Tuesday, June 14, 2011
The Woodrow Wilson Bridge, which spans the Canadian National rail line just west of Mill Street, poses a hazard to people passing beneath it, says Jackson Mayor Harvey Johnson Jr.
This morning, Johnson presented to the Jackson City Council a request for federal highway grant proposals to help finance much-needed repairs to the aging bridge, which the council approved.
The bridge is not in danger of collapsing anytime soon, having earned a 38.5 federal rating on a 100-point scale.
"We're replacing a bridge on Cedars of Lebanon, which rates at a 10. There are some bridges that have lower ratings, so I don't think people ought to be alarmed by the 38.5 rating," Johnson said.
City Public Works Director Dan Gaillet says the steel skeleton of the structure is more than capable of safely handing the vehicles that use it . Some 28,000 vehicles pass over the bridge on a daily basis, said city spokesman Chris Mims.
The problem, Johnson said, are the chunks of concrete vibrating loose from the bridge's underbelly and plummeting to Mill Street and the railroad tracks beneath.
Gaillet said the bridge, built in the 1940s, is strong, but that the concrete along the edges of the structure are decaying and losing their ability to hang on. He said the army of trains on the Canadian National railroad throbbing and drumming under the bridge also do their part to give the decaying concrete a reason to drop.

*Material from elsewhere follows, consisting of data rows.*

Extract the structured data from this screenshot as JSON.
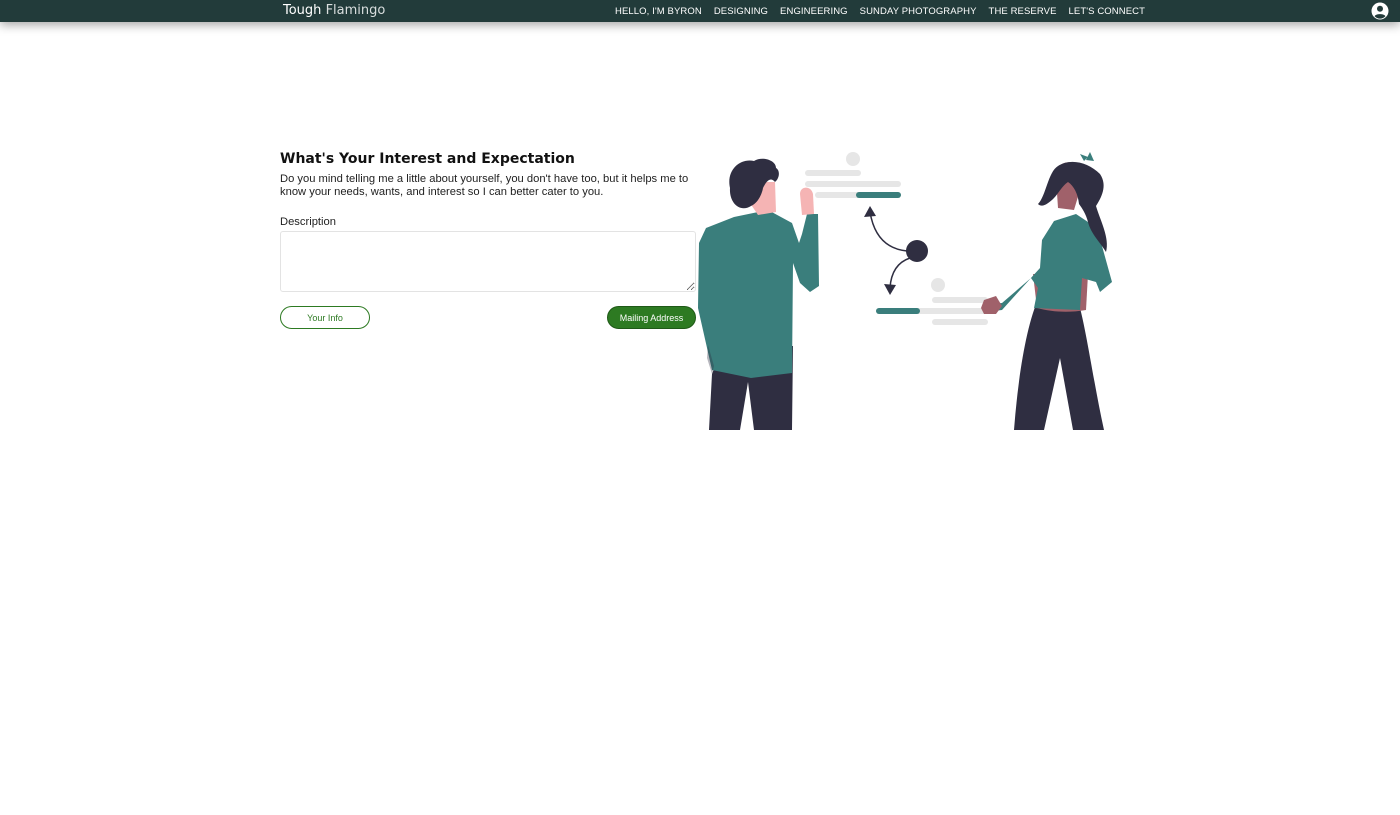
{
  "header": {
    "brand_first": "Tough",
    "brand_second": "Flamingo",
    "nav": [
      {
        "label": "HELLO, I'M BYRON"
      },
      {
        "label": "DESIGNING"
      },
      {
        "label": "ENGINEERING"
      },
      {
        "label": "SUNDAY PHOTOGRAPHY"
      },
      {
        "label": "THE RESERVE"
      },
      {
        "label": "LET'S CONNECT"
      }
    ],
    "account_icon": "account-circle-icon",
    "bar_color": "#223b3a"
  },
  "form": {
    "title": "What's Your Interest and Expectation",
    "intro": "Do you mind telling me a little about yourself, you don't have too, but it helps me to know your needs, wants, and interest so I can better cater to you.",
    "description_label": "Description",
    "description_value": "",
    "back_button": "Your Info",
    "next_button": "Mailing Address",
    "accent_color": "#2d7a22"
  },
  "illustration": {
    "icon": "two-people-collaborating-illustration",
    "shirt_color": "#3a7e7c",
    "dark_color": "#2f2e41"
  }
}
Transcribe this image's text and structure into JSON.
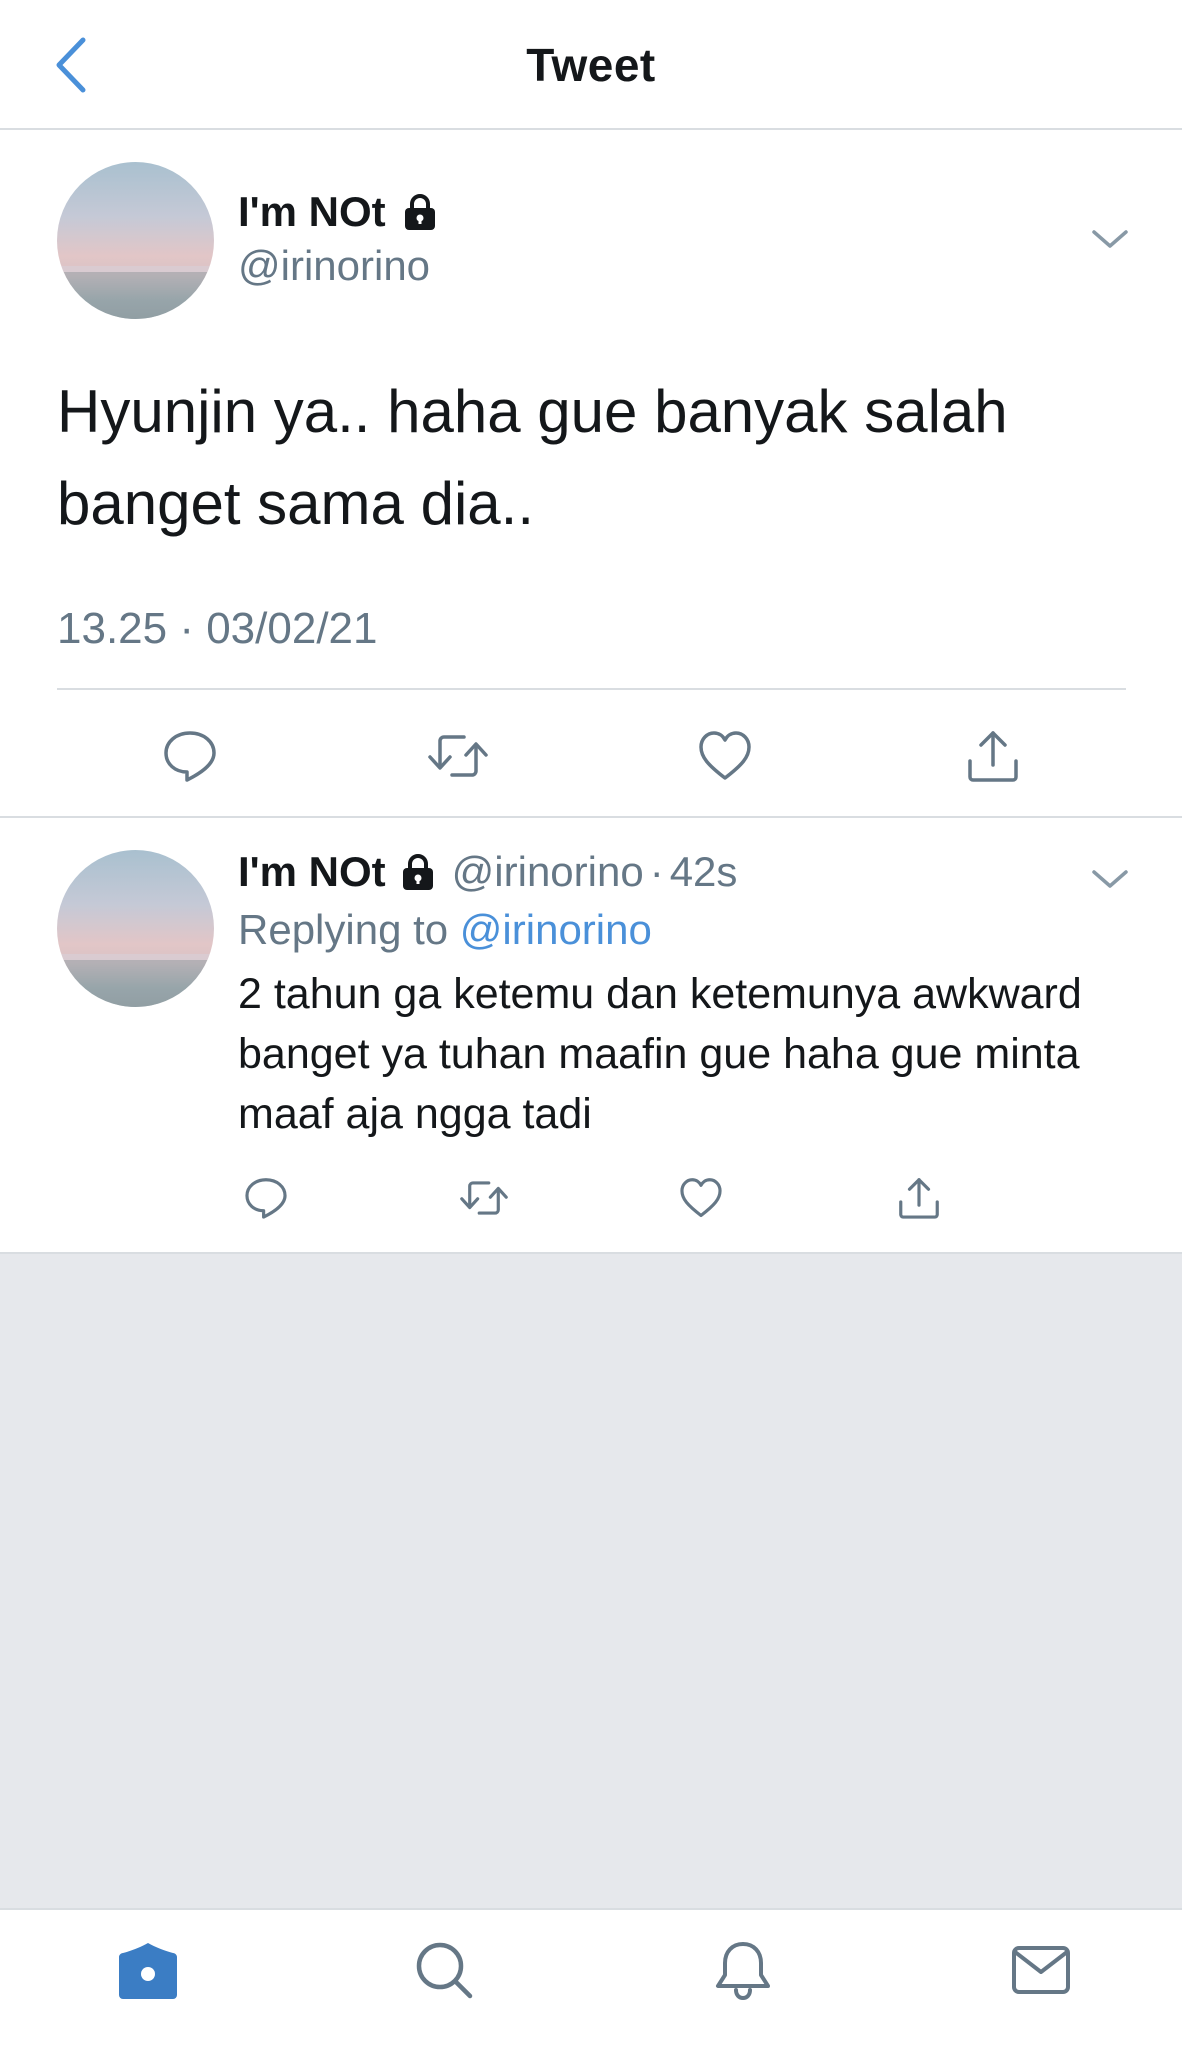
{
  "header": {
    "title": "Tweet",
    "back_icon": "chevron-left-icon"
  },
  "main_tweet": {
    "display_name": "I'm NOt",
    "protected_icon": "lock-icon",
    "handle": "@irinorino",
    "text": "Hyunjin ya.. haha gue banyak salah banget sama dia..",
    "timestamp": "13.25 · 03/02/21",
    "actions": [
      "reply-icon",
      "retweet-icon",
      "like-icon",
      "share-icon"
    ]
  },
  "reply_tweet": {
    "display_name": "I'm NOt",
    "protected_icon": "lock-icon",
    "handle": "@irinorino",
    "separator": "·",
    "time": "42s",
    "replying_to_label": "Replying to",
    "replying_to_handle": "@irinorino",
    "text": "2 tahun ga ketemu dan ketemunya awkward banget ya tuhan maafin gue haha gue minta maaf aja ngga tadi",
    "actions": [
      "reply-icon",
      "retweet-icon",
      "like-icon",
      "share-icon"
    ]
  },
  "tabbar": {
    "tabs": [
      "home-icon",
      "search-icon",
      "notifications-icon",
      "messages-icon"
    ],
    "active": "home-icon"
  },
  "colors": {
    "accent": "#4a90d9",
    "secondary_text": "#657786",
    "primary_text": "#14171a",
    "divider": "#d9dde1",
    "empty_background": "#e6e8ec"
  }
}
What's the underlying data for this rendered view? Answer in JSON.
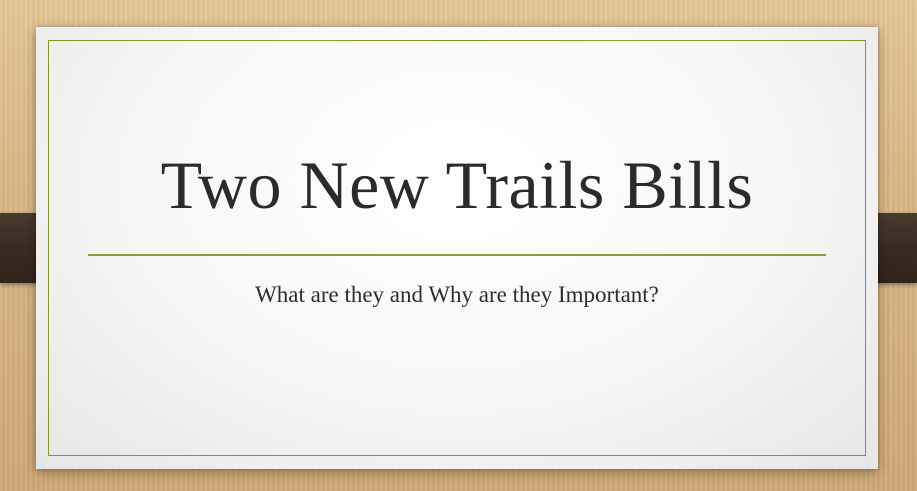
{
  "slide": {
    "title": "Two New Trails Bills",
    "subtitle": "What are they and Why are they Important?"
  },
  "colors": {
    "background_wood": "#d9b888",
    "strap": "#3a2c22",
    "card": "#f6f6f6",
    "accent_line": "#7f9a2a",
    "text": "#2b2b2b"
  }
}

"We have to move on it. It's a sizable project," Johnson said. "We wrote MDOT and asked them if they would help us do an assessment to see what's going on. They wrote back and offered some leads and suggestions on how to get some money to help us out."
Although Johnson is thinking first of financing a cost study and repair assessment for the bridge, he said the Transportation Community and System Preservation Program grant application could potentially finance the entire project if the application gets a good response.
"Mainly we want to try to get ahead of the problem," Johnson said. He added that replacing the entire bridge, if necessary, could cost up to $15 million.
The Jackson Zoological Park, which faces re-accreditation this year, is looking to tackle its own money-issues. Zoo Director Beth Poff said the zoo will ask the city to back the facility's attempt to restructure $880,000 in debt.
"The city is essentially guaranteeing that it will be honoring its (lease) agreement with the zoo for the next eight years or so, and that the amount (the bank) gets will be continuing, so the bank will be comfortable in restructuring the debt," Poff said.
Mims said that if the city commits to the restructuring, it will not be required to dedicate any extra money to the zoo's budget. Instead, the city would steer a portion of its annual allocation to the cost of the restructuring, rather than directly to the zoo.
"Still, this is very preliminary right now, and we're waiting for the details," Mims said.
Poff said attendance at the zoo has fallen in the last three years during the recession and that it has had to lay-off some personnel and eliminate some unfilled positions to adjust to the revenue drop.